■ TASK BRIEF: A verbatim copy of the records below, pictures omitted, is the task.

··· TASK DATA

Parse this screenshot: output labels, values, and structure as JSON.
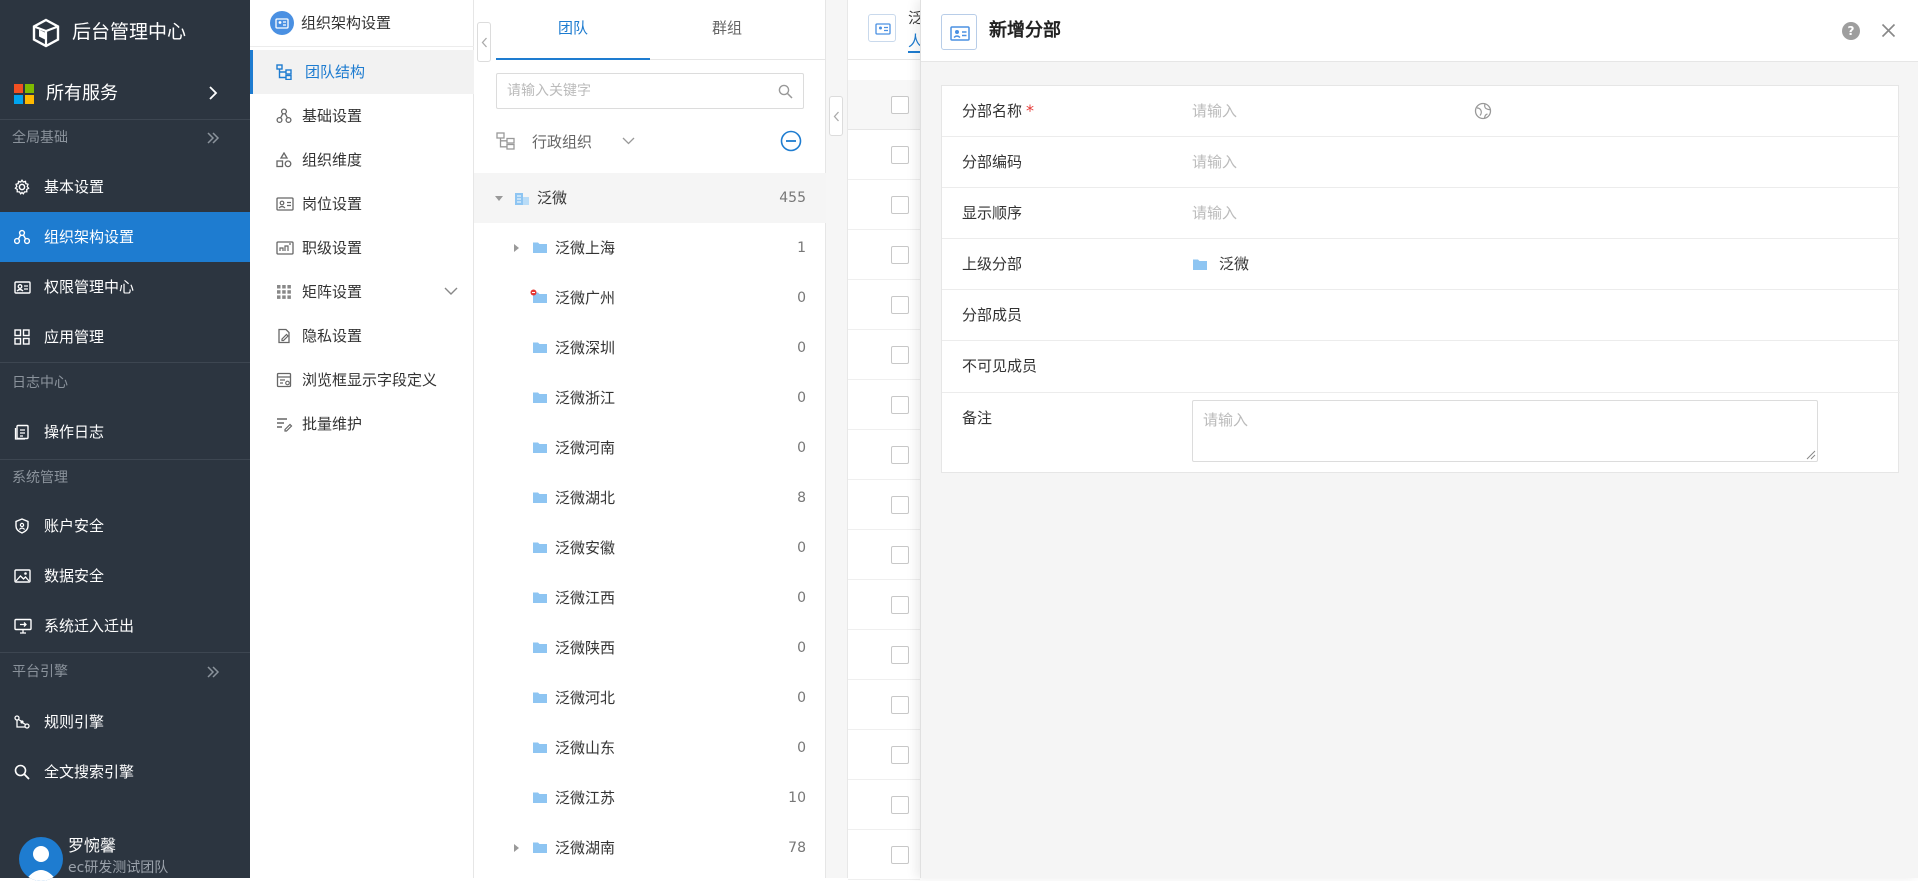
{
  "sidebar": {
    "app_title": "后台管理中心",
    "all_services": "所有服务",
    "sections": [
      {
        "title": "全局基础",
        "items": [
          "基本设置",
          "组织架构设置",
          "权限管理中心",
          "应用管理"
        ]
      },
      {
        "title": "日志中心",
        "items": [
          "操作日志"
        ]
      },
      {
        "title": "系统管理",
        "items": [
          "账户安全",
          "数据安全",
          "系统迁入迁出"
        ]
      },
      {
        "title": "平台引擎",
        "items": [
          "规则引擎",
          "全文搜索引擎"
        ]
      }
    ],
    "active_item": "组织架构设置",
    "user": {
      "name": "罗惋馨",
      "dept": "ec研发测试团队"
    }
  },
  "submenu": {
    "title": "组织架构设置",
    "items": [
      "团队结构",
      "基础设置",
      "组织维度",
      "岗位设置",
      "职级设置",
      "矩阵设置",
      "隐私设置",
      "浏览框显示字段定义",
      "批量维护"
    ],
    "active": "团队结构"
  },
  "tree": {
    "tabs": [
      "团队",
      "群组"
    ],
    "active_tab": "团队",
    "search_placeholder": "请输入关键字",
    "org_type": "行政组织",
    "root": {
      "name": "泛微",
      "count": "455"
    },
    "children": [
      {
        "name": "泛微上海",
        "count": "1"
      },
      {
        "name": "泛微广州",
        "count": "0"
      },
      {
        "name": "泛微深圳",
        "count": "0"
      },
      {
        "name": "泛微浙江",
        "count": "0"
      },
      {
        "name": "泛微河南",
        "count": "0"
      },
      {
        "name": "泛微湖北",
        "count": "8"
      },
      {
        "name": "泛微安徽",
        "count": "0"
      },
      {
        "name": "泛微江西",
        "count": "0"
      },
      {
        "name": "泛微陕西",
        "count": "0"
      },
      {
        "name": "泛微河北",
        "count": "0"
      },
      {
        "name": "泛微山东",
        "count": "0"
      },
      {
        "name": "泛微江苏",
        "count": "10"
      },
      {
        "name": "泛微湖南",
        "count": "78"
      }
    ]
  },
  "background_panel": {
    "title": "泛微",
    "tab": "人力资"
  },
  "drawer": {
    "title": "新增分部",
    "help_label": "?",
    "fields": {
      "name_label": "分部名称",
      "name_required_mark": "*",
      "name_placeholder": "请输入",
      "code_label": "分部编码",
      "code_placeholder": "请输入",
      "order_label": "显示顺序",
      "order_placeholder": "请输入",
      "parent_label": "上级分部",
      "parent_value": "泛微",
      "members_label": "分部成员",
      "invisible_label": "不可见成员",
      "remark_label": "备注",
      "remark_placeholder": "请输入"
    }
  },
  "colors": {
    "sidebar_bg": "#2c3540",
    "accent": "#1e7cd0",
    "folder": "#8ec5f2",
    "required": "#e53935"
  }
}
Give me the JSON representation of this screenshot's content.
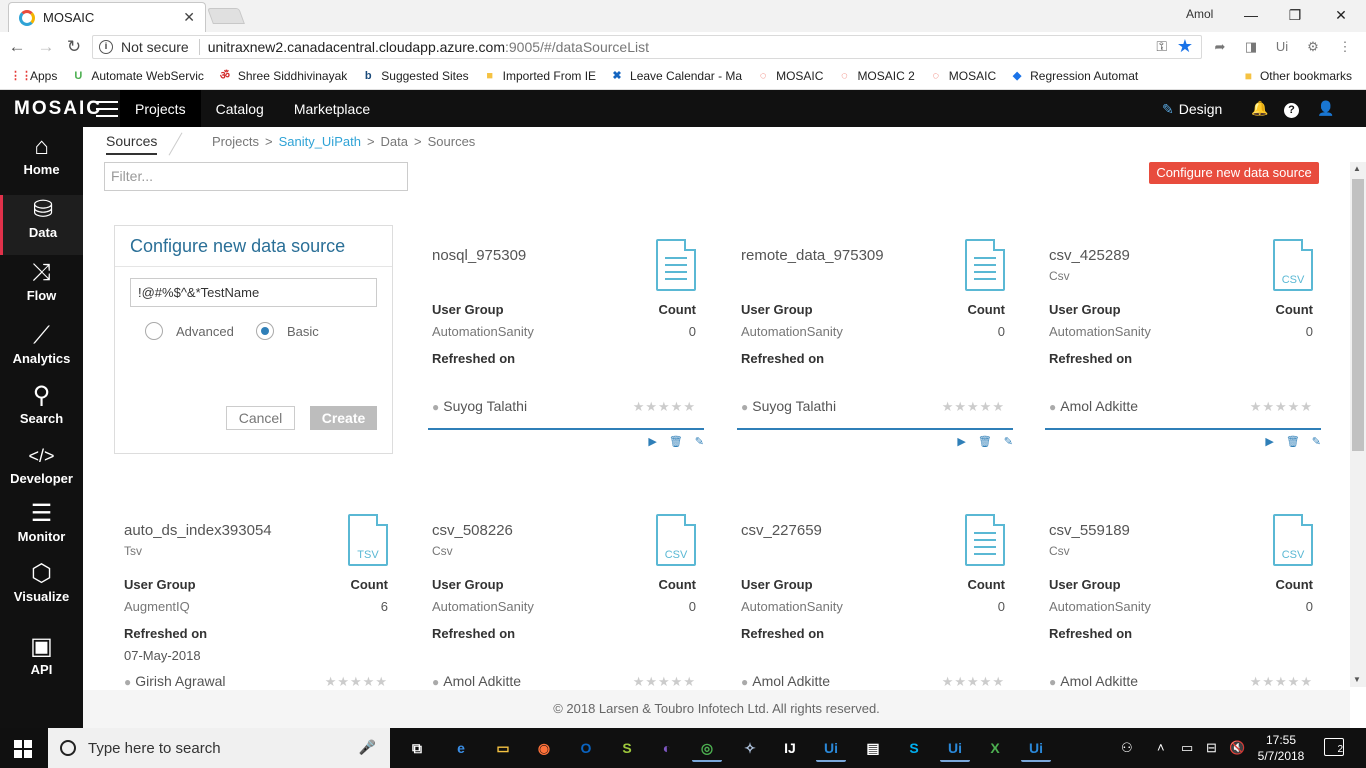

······

■ ANSWER BELOW:
Parse this screenshot: output labels, values, and structure as JSON.
{
  "sidebar": {
    "app_title": "后台管理中心",
    "all_services": "所有服务",
    "sections": [
      {
        "title": "全局基础",
        "items": [
          "基本设置",
          "组织架构设置",
          "权限管理中心",
          "应用管理"
        ]
      },
      {
        "title": "日志中心",
        "items": [
          "操作日志"
        ]
      },
      {
        "title": "系统管理",
        "items": [
          "账户安全",
          "数据安全",
          "系统迁入迁出"
        ]
      },
      {
        "title": "平台引擎",
        "items": [
          "规则引擎",
          "全文搜索引擎"
        ]
      }
    ],
    "active_item": "组织架构设置",
    "user": {
      "name": "罗惋馨",
      "dept": "ec研发测试团队"
    }
  },
  "submenu": {
    "title": "组织架构设置",
    "items": [
      "团队结构",
      "基础设置",
      "组织维度",
      "岗位设置",
      "职级设置",
      "矩阵设置",
      "隐私设置",
      "浏览框显示字段定义",
      "批量维护"
    ],
    "active": "团队结构"
  },
  "tree": {
    "tabs": [
      "团队",
      "群组"
    ],
    "active_tab": "团队",
    "search_placeholder": "请输入关键字",
    "org_type": "行政组织",
    "root": {
      "name": "泛微",
      "count": "455"
    },
    "children": [
      {
        "name": "泛微上海",
        "count": "1"
      },
      {
        "name": "泛微广州",
        "count": "0"
      },
      {
        "name": "泛微深圳",
        "count": "0"
      },
      {
        "name": "泛微浙江",
        "count": "0"
      },
      {
        "name": "泛微河南",
        "count": "0"
      },
      {
        "name": "泛微湖北",
        "count": "8"
      },
      {
        "name": "泛微安徽",
        "count": "0"
      },
      {
        "name": "泛微江西",
        "count": "0"
      },
      {
        "name": "泛微陕西",
        "count": "0"
      },
      {
        "name": "泛微河北",
        "count": "0"
      },
      {
        "name": "泛微山东",
        "count": "0"
      },
      {
        "name": "泛微江苏",
        "count": "10"
      },
      {
        "name": "泛微湖南",
        "count": "78"
      }
    ]
  },
  "background_panel": {
    "title": "泛微",
    "tab": "人力资"
  },
  "drawer": {
    "title": "新增分部",
    "help_label": "?",
    "fields": {
      "name_label": "分部名称",
      "name_required_mark": "*",
      "name_placeholder": "请输入",
      "code_label": "分部编码",
      "code_placeholder": "请输入",
      "order_label": "显示顺序",
      "order_placeholder": "请输入",
      "parent_label": "上级分部",
      "parent_value": "泛微",
      "members_label": "分部成员",
      "invisible_label": "不可见成员",
      "remark_label": "备注",
      "remark_placeholder": "请输入"
    }
  },
  "colors": {
    "sidebar_bg": "#2c3540",
    "accent": "#1e7cd0",
    "folder": "#8ec5f2",
    "required": "#e53935"
  }
}
Give me the JSON representation of this screenshot's content.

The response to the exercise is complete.